- [Exercise brief]
Report how many lines below contain the word "post". Give only the number.
--- START ---
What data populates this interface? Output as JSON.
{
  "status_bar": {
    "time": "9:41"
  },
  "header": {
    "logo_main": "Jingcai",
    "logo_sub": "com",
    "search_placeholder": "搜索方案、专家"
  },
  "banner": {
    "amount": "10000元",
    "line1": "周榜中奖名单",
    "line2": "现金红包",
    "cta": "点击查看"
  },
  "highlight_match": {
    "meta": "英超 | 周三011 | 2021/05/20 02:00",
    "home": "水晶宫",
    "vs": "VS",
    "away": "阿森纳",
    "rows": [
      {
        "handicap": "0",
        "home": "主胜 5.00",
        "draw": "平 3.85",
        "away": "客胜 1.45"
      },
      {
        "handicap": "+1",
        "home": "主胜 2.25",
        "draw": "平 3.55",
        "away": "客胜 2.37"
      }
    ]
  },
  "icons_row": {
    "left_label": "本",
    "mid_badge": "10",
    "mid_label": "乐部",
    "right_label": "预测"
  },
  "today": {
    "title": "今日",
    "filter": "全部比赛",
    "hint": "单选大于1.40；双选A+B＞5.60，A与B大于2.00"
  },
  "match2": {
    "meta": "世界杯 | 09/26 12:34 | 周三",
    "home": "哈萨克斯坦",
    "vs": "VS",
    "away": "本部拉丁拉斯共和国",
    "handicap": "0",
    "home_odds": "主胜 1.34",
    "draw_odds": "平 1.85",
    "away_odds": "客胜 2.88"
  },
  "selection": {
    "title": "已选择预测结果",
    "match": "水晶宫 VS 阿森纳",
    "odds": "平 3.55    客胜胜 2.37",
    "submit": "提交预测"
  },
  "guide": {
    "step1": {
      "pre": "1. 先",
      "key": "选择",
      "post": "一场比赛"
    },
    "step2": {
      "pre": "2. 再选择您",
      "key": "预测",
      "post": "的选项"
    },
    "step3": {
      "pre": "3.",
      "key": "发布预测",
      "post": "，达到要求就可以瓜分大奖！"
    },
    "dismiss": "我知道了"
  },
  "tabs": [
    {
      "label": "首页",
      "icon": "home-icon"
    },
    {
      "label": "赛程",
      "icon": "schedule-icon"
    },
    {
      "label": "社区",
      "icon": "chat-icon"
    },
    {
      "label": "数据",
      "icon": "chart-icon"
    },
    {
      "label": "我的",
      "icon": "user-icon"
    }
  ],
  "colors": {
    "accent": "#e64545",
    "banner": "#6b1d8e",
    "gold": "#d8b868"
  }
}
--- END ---
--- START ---
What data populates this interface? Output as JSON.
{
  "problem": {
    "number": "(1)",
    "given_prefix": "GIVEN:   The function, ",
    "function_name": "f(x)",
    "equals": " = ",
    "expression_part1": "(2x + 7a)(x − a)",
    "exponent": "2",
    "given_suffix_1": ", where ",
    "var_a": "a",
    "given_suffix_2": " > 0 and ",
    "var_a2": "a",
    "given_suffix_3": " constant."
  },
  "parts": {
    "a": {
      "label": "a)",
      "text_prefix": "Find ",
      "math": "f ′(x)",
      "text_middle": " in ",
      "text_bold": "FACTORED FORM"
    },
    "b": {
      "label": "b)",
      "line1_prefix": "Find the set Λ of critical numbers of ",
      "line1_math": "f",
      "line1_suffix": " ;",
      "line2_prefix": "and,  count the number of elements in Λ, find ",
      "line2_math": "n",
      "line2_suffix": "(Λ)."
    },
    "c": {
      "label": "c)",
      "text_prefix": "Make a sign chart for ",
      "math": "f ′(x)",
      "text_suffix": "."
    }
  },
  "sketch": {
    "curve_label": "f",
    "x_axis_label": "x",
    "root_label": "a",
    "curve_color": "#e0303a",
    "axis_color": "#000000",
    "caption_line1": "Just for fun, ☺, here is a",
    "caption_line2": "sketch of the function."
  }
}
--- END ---
- [Response area]
3